Rheumatoid ArthritisJoints Under Attack
Creaking, achy joints are often considered a sign of age—years of wear and tear breaking down the bone tissue in your body. That isn’t necessarily the case, however. Conditions like rheumatoid arthritis can severely damage and deform joints, causing you pain and restricting your ability to move. Although there are many different ways people develop joint damage, rheumatoid arthritis is actually an autoimmune disease—and it needs early, aggressive care to save your mobility and independence.
About Your Autoimmune Arthritis
As an autoimmune disease, no one is sure what exactly causes rheumatoid arthritis. For some reason, your body’s own immune system mistakenly attacks your joint tissues. This creates inflammation, swelling, and damage. The disease actually attacks the all-important lubricating linings in your joints that allows your limbs to move smoothly, rather than the bone tissue itself. Without treatment, however, the inflammation can spread to the protective cartilage caps and the bones.

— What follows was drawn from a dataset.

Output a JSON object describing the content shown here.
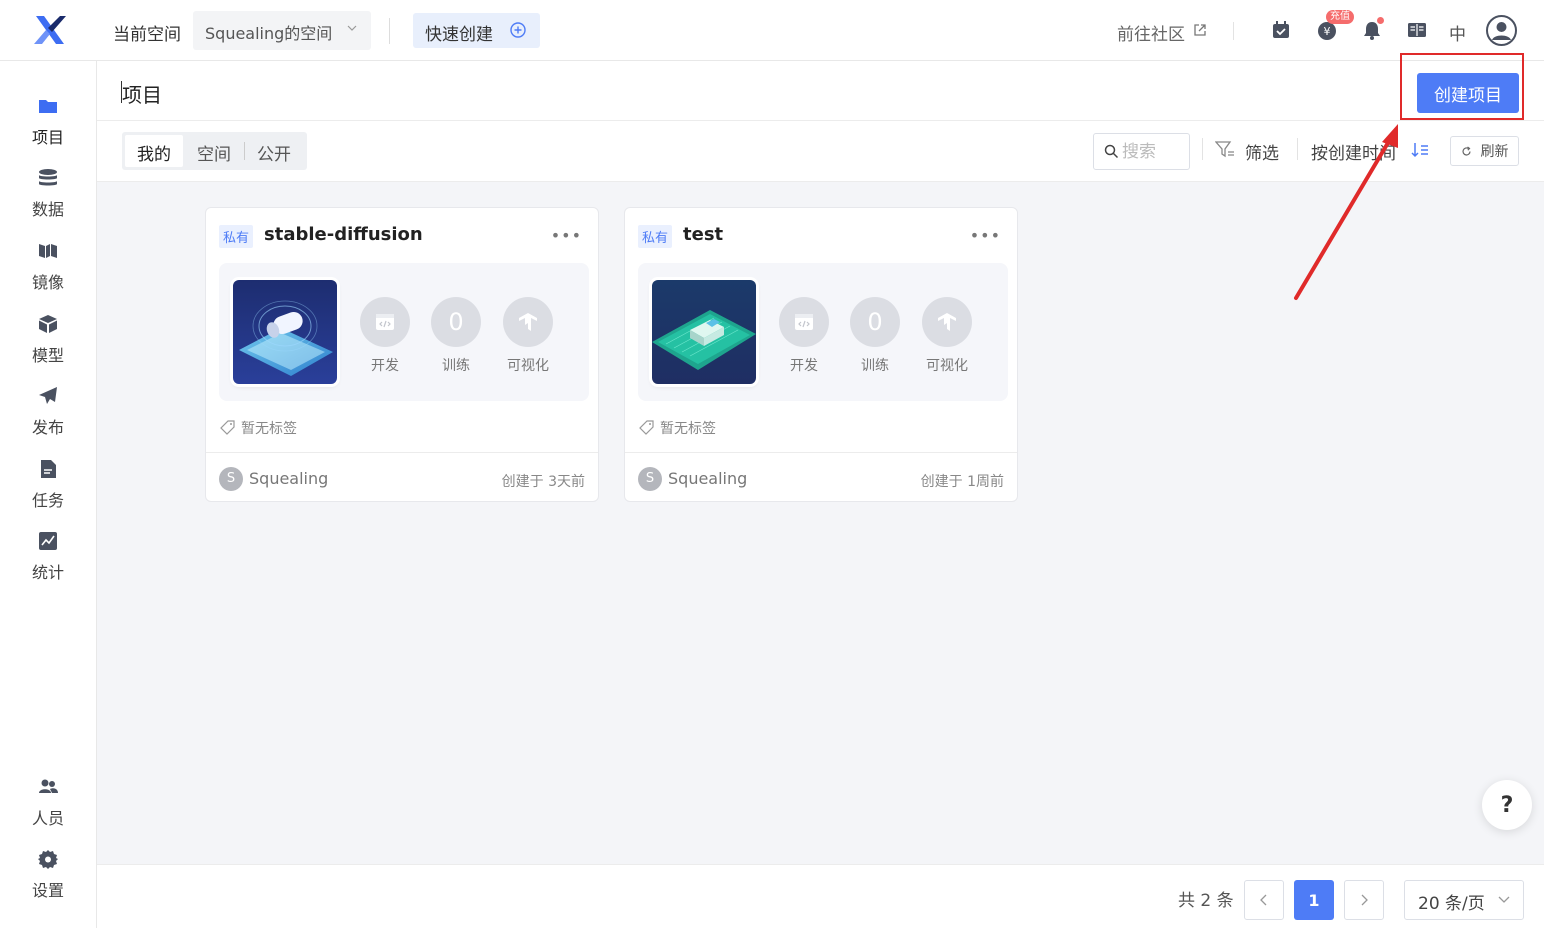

Unfortunately, like other autoimmune diseases, there is no cure for this condition. It impacts more women than men, and it’s not limited by old age, either. You can develop it at any time, though it’s most common after the age of 30. While having a family member with the condition does increase your risk for developing it yourself, most people get it randomly without any family history of the problem.

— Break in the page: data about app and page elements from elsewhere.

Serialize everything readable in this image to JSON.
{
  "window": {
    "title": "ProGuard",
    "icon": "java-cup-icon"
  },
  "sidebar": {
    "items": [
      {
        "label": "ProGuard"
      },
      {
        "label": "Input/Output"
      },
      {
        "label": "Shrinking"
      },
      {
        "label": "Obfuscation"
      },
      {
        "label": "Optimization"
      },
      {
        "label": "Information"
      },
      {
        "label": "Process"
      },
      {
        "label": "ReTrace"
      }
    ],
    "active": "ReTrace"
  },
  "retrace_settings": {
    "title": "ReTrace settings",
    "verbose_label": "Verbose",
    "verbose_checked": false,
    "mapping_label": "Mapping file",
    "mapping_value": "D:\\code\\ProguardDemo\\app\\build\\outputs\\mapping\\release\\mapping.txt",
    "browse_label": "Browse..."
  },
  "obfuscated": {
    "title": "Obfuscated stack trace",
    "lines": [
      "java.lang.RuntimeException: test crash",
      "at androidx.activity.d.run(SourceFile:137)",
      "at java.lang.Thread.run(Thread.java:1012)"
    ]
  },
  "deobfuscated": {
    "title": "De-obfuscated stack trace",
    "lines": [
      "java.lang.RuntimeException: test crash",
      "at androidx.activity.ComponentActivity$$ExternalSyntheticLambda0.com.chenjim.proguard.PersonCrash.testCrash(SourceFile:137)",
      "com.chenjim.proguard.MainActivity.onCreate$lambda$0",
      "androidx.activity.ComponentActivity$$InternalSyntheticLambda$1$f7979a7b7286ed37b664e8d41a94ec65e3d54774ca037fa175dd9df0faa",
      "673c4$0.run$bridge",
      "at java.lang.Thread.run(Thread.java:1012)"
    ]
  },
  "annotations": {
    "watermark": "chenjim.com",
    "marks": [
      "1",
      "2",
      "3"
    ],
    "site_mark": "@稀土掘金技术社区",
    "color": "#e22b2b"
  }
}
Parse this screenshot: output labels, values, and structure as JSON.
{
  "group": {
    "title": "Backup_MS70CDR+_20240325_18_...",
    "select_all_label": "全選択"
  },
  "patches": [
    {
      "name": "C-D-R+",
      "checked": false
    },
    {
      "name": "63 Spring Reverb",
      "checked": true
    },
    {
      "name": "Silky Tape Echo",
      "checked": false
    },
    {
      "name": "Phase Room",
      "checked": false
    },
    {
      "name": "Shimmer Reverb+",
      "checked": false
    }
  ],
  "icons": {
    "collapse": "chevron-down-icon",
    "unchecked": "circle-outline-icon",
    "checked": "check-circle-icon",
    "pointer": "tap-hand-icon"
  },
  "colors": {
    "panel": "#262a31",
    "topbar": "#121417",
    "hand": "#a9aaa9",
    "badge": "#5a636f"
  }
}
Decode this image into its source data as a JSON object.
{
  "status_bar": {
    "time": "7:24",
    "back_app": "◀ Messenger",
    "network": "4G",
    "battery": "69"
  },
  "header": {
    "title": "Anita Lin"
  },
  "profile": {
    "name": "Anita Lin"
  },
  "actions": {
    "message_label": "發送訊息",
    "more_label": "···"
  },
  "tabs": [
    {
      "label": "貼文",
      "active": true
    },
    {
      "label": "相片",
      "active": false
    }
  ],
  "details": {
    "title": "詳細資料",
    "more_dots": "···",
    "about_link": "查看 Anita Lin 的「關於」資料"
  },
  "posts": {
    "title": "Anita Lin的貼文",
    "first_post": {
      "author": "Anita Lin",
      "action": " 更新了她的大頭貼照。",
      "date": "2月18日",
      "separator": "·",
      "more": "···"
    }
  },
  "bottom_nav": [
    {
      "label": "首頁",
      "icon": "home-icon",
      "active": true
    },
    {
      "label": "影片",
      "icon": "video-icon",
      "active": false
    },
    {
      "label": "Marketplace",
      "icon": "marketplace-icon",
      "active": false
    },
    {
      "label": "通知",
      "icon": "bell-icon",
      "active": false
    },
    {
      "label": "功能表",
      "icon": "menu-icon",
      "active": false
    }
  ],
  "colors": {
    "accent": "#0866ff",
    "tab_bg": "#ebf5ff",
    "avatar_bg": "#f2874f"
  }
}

Symptoms and Damage
As your immune system attacks the linings responsible for lubricating your joints, you develop inflammation and pain that can make it hard to use that limb. Normally symptoms begin in smaller joints, like your toes, and affect both sides of your body equally. You may notice your aching joints appear red and swollen, and feel tender for weeks at a time, then seem to improve before flaring up again. Your joints will be particularly stiff in the morning. Many people also struggle with fatigue and even low-grade fevers when symptoms flare up.
As the damage progresses, the inflammation and pain will move to other joints in your feet, hands, arms and legs. You’ll slowly lose mobility from pain and stiffness. The damage can even deform your joints, so you struggle to wear shoes comfortably and use your feet at all. The disease can begin to affect your organs and other non-joint structures in your body over time, too. Your eyes and mouth may dry out. Inflamed blood vessels can lead to skin, nerve, and organ problems. You may be prone to anemia as well.

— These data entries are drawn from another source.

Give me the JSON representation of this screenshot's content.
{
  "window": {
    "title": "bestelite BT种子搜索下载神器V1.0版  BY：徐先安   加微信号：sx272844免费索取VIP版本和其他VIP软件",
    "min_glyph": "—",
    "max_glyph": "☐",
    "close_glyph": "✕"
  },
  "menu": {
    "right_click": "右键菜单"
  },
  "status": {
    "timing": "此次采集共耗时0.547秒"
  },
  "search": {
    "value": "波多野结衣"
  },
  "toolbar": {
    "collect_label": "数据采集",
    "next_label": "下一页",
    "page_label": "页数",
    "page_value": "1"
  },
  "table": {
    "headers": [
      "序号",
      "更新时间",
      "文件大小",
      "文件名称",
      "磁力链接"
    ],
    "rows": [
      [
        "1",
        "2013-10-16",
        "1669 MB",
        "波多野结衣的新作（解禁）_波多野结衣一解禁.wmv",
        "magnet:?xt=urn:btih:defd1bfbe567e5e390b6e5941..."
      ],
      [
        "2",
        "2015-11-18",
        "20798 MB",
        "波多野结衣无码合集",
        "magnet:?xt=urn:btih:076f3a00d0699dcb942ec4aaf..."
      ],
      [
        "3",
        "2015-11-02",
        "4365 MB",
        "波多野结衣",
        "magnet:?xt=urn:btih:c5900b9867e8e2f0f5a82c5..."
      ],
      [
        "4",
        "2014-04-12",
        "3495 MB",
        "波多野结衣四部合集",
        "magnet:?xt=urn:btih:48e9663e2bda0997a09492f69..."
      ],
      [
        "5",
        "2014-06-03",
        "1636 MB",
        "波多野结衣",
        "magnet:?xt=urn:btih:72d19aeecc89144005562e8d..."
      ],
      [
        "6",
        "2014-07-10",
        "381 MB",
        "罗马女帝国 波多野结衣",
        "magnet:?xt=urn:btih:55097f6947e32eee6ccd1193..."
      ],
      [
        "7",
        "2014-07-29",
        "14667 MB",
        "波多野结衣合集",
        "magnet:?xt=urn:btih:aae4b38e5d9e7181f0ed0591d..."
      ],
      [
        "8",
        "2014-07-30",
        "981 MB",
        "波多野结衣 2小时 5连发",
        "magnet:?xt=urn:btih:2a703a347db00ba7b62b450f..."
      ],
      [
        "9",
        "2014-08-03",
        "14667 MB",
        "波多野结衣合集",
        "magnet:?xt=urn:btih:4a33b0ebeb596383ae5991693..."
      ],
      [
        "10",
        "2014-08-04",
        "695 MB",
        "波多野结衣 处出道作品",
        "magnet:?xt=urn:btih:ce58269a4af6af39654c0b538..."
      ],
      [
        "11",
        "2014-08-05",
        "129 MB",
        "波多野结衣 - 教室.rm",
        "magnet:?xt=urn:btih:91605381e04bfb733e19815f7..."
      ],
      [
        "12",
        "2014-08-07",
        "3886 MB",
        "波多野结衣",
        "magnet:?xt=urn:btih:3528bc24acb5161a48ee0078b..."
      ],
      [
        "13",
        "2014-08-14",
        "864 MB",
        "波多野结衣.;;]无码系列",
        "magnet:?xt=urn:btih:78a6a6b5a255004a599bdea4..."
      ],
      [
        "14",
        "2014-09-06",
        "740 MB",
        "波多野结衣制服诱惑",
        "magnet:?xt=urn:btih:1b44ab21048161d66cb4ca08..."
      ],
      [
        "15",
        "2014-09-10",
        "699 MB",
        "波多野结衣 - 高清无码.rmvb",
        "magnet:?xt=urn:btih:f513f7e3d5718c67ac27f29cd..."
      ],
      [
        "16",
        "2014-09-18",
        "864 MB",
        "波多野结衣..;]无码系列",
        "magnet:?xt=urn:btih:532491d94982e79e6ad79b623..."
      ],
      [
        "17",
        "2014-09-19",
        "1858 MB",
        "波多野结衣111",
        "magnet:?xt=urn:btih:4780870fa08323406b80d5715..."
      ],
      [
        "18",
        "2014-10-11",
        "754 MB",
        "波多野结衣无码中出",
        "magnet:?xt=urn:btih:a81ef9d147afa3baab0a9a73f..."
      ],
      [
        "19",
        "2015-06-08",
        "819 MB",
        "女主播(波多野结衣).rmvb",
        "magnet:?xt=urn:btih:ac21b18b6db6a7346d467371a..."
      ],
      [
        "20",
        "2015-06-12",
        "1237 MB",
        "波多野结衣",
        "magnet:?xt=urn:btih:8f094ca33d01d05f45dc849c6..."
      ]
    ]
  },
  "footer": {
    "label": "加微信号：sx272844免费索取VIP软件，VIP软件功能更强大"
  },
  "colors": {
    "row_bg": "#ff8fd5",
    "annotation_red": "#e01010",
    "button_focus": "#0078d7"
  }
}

Controlling the Disease
Even though there isn’t a cure for rheumatoid arthritis, there are plenty of aggressive treatments that can control the disease, limit damage, maintain your joints, and help you keep your mobility. Catching the condition early is the key to living with it. Once your condition has been diagnosed, our Aadvanced Foot Care Associates will help you manage your feet and maintain your mobility as much as possible.
First treatment steps involve eliminating inflammation in your joints as quickly as possible to halt the damage. This will mean medications to control inflammation—though which ones are best for you will depend on the severity of your condition and your body’s unique response to the treatment. At-home methods like applying ice may temporarily ease inflammation and swelling pain as well. Wearing comfortable shoes and possibly orthotics to cushion and support your feet may help discomfort. You may need therapy to learn techniques to maintain range of motion and mobility. Controlled exercise programs can be a big help with this as well. Ultimately, we’ll work with you to make sure all your needs are met.
Rheumatoid arthritis is a serious, chronic condition that can cause debilitating pain and deformities. As it progresses, it can limit your mobility and make life difficult for you. Don’t let your feet reach that point. Treating this disease can help control its progression, alleviate your pain, and maintain range of motion and joint usage.
Let our team at Aadvanced Foot Care Associates help you provide the best possible care for your lower limbs today. Contact our New York office locations for more information through our website. You can also call us directly: (718) 896-4433 for our Rego Park office, (516) 822-9595 for our Plainview location, or (718) 969-2266 for our Flushing office.